Eukaryotic cells, in contrast, have intracellular organelles that add to their complexity. In eukaryotic cells, the DNA is contained inside the cell’s nucleus and there it is transcribed into RNA. The newly synthesized RNA is then transported out of the nucleus into the cytoplasm, where ribosomes translate the RNA into protein. The processes of transcription and translation are physically separated by the nuclear membrane; transcription occurs only within the nucleus, and translation occurs only outside the nucleus in the cytoplasm. The regulation of gene expression can occur at all stages of the process (Figure 3). Regulation may occur when the DNA is uncoiled and loosened from nucleosomes to bind transcription factors (epigenetic level), when the RNA is transcribed (transcriptional level), when the RNA is processed and exported to the cytoplasm after it is transcribed (post-transcriptional level), when the RNA is translated into protein (translational level), or after the protein has been made (post-translational level).

Prokaryotic cells do not have a nucleus, and DNA is located in the cytoplasm. Ribosomes attach to the mRNA as it is being transcribed from DNA. Thus, transcription and translation occur simultaneously. In eukaryotic cells, the DNA is located in the nucleus, and ribosomes are located in the cytoplasm. After being transcribed, pre-mRNA is processed in the nucleus to make the mature mRNA, which is then exported to the cytoplasm where ribosomes become associated with it and translation begins.

Figure 3. Prokaryotic transcription and translation occur simultaneously in the cytoplasm, and regulation occurs at the transcriptional level. Eukaryotic gene expression is regulated during transcription and RNA processing, which take place in the nucleus, and during protein translation, which takes place in the cytoplasm. Further regulation may occur through post-translational modifications of proteins.

The differences in the regulation of gene expression between prokaryotes and eukaryotes are summarized in Table 1. The regulation of gene expression in these types of organisms is discussed in detail in subsequent sections.

Table 1. Differences in the Regulation of Gene Expression of Prokaryotic and Eukaryotic Organisms
Prokaryotic organisms Eukaryotic organisms
Lack nucleus Contain nucleus
DNA is found in the cytoplasm DNA is confined to the nuclear compartment
RNA transcription and protein formation occur almost simultaneously RNA transcription occurs prior to protein formation, and it takes place in the nucleus. Translation of RNA to protein occurs in the cytoplasm.
Gene expression is regulated primarily at the transcriptional level Gene expression is regulated at many levels (epigenetic, transcriptional, nuclear shuttling, post-transcriptional, translational, and post-translational)

Practice Questions

Control of gene expression in eukaryotic cells occurs at which level(s)?

  1. only the transcriptional level
  2. epigenetic and transcriptional levels
  3. epigenetic, transcriptional, and translational levels
  4. epigenetic, transcriptional, post-transcriptional, translational, and post-translational levels

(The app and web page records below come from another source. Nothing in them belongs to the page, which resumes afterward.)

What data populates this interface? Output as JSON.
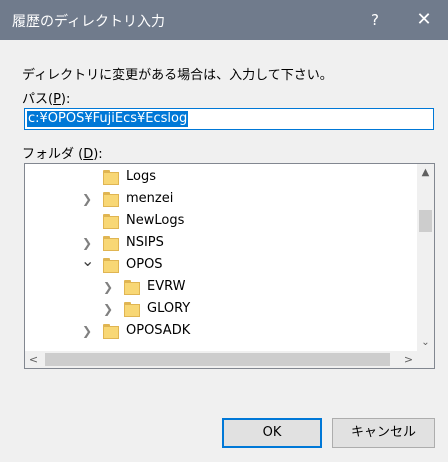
{
  "window": {
    "title": "履歴のディレクトリ入力",
    "help_label": "?",
    "close_label": "✕"
  },
  "instruction": "ディレクトリに変更がある場合は、入力して下さい。",
  "path": {
    "label_prefix": "パス(",
    "label_key": "P",
    "label_suffix": "):",
    "value": "c:¥OPOS¥FujiEcs¥Ecslog"
  },
  "folder": {
    "label_prefix": "フォルダ (",
    "label_key": "D",
    "label_suffix": "):"
  },
  "tree": {
    "items": [
      {
        "name": "Logs",
        "expander": "",
        "level": 0
      },
      {
        "name": "menzei",
        "expander": "collapsed",
        "level": 0
      },
      {
        "name": "NewLogs",
        "expander": "",
        "level": 0
      },
      {
        "name": "NSIPS",
        "expander": "collapsed",
        "level": 0
      },
      {
        "name": "OPOS",
        "expander": "expanded",
        "level": 0
      },
      {
        "name": "EVRW",
        "expander": "collapsed",
        "level": 1
      },
      {
        "name": "GLORY",
        "expander": "collapsed",
        "level": 1
      },
      {
        "name": "OPOSADK",
        "expander": "collapsed",
        "level": 0
      }
    ],
    "glyph_collapsed": "❯",
    "glyph_expanded": "⌄"
  },
  "scrollbars": {
    "up": "▲",
    "down": "⌄",
    "left": "<",
    "right": ">"
  },
  "buttons": {
    "ok_label": "OK",
    "cancel_label": "キャンセル"
  },
  "colors": {
    "titlebar": "#707b8c",
    "selection": "#0078d7",
    "folder": "#f8d775"
  }
}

Post-translational control refers to the:

  1. regulation of gene expression after transcription
  2. regulation of gene expression after translation
  3. control of epigenetic activation
  4. period between transcription and translation

Check Your Understanding

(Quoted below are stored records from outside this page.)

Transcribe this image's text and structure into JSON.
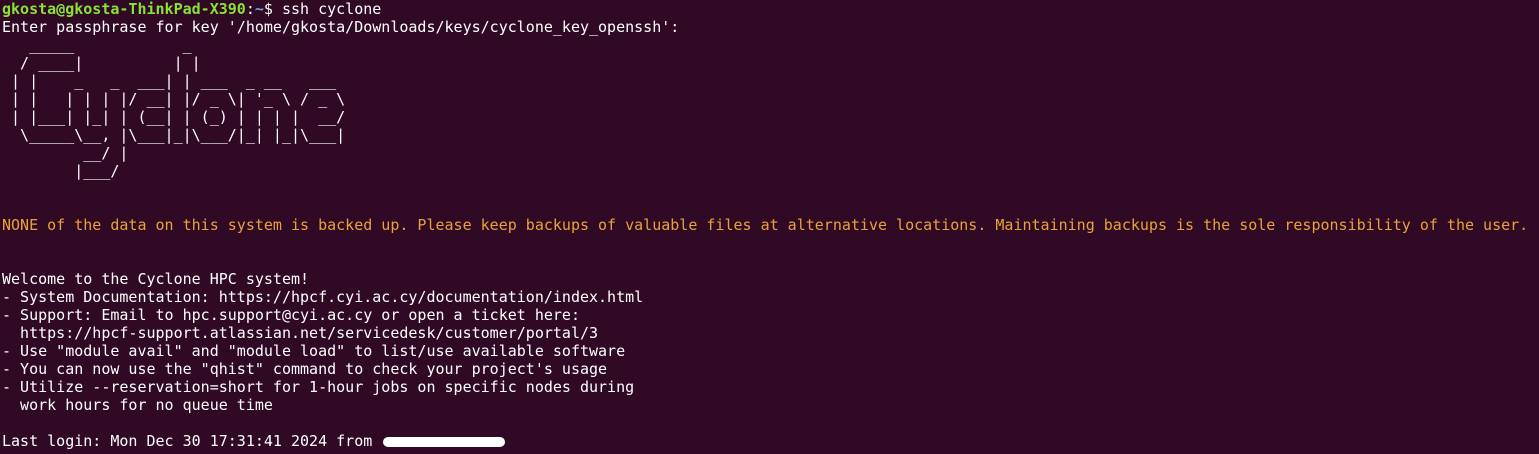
{
  "window": {
    "background": "#300a24",
    "text_color": "#ffffff"
  },
  "prompt": {
    "user_host": "gkosta@gkosta-ThinkPad-X390",
    "colon": ":",
    "path": "~",
    "symbol": "$ ",
    "command": "ssh cyclone",
    "user_color": "#8ae234",
    "path_color": "#729fcf"
  },
  "passphrase_prompt": "Enter passphrase for key '/home/gkosta/Downloads/keys/cyclone_key_openssh':",
  "banner_ascii": [
    "   _____            _",
    "  / ____|          | |",
    " | |    _   _  ___| | ___  _ __   ___",
    " | |   | | | |/ __| |/ _ \\| '_ \\ / _ \\",
    " | |___| |_| | (__| | (_) | | | |  __/",
    "  \\_____\\__, |\\___|_|\\___/|_| |_|\\___|",
    "         __/ |",
    "        |___/"
  ],
  "warning": {
    "text": "NONE of the data on this system is backed up. Please keep backups of valuable files at alternative locations. Maintaining backups is the sole responsibility of the user.",
    "color": "#e9a23b"
  },
  "welcome_lines": [
    "Welcome to the Cyclone HPC system!",
    "- System Documentation: https://hpcf.cyi.ac.cy/documentation/index.html",
    "- Support: Email to hpc.support@cyi.ac.cy or open a ticket here:",
    "  https://hpcf-support.atlassian.net/servicedesk/customer/portal/3",
    "- Use \"module avail\" and \"module load\" to list/use available software",
    "- You can now use the \"qhist\" command to check your project's usage",
    "- Utilize --reservation=short for 1-hour jobs on specific nodes during",
    "  work hours for no queue time"
  ],
  "last_login": {
    "text": "Last login: Mon Dec 30 17:31:41 2024 from "
  }
}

Answer the question(s) below to see how well you understand the topics covered in the previous section. This short quiz does not count toward your grade in the class, and you can retake it an unlimited number of times.

Use this quiz to check your understanding and decide whether to (1) study the previous section further or (2) move on to the next section.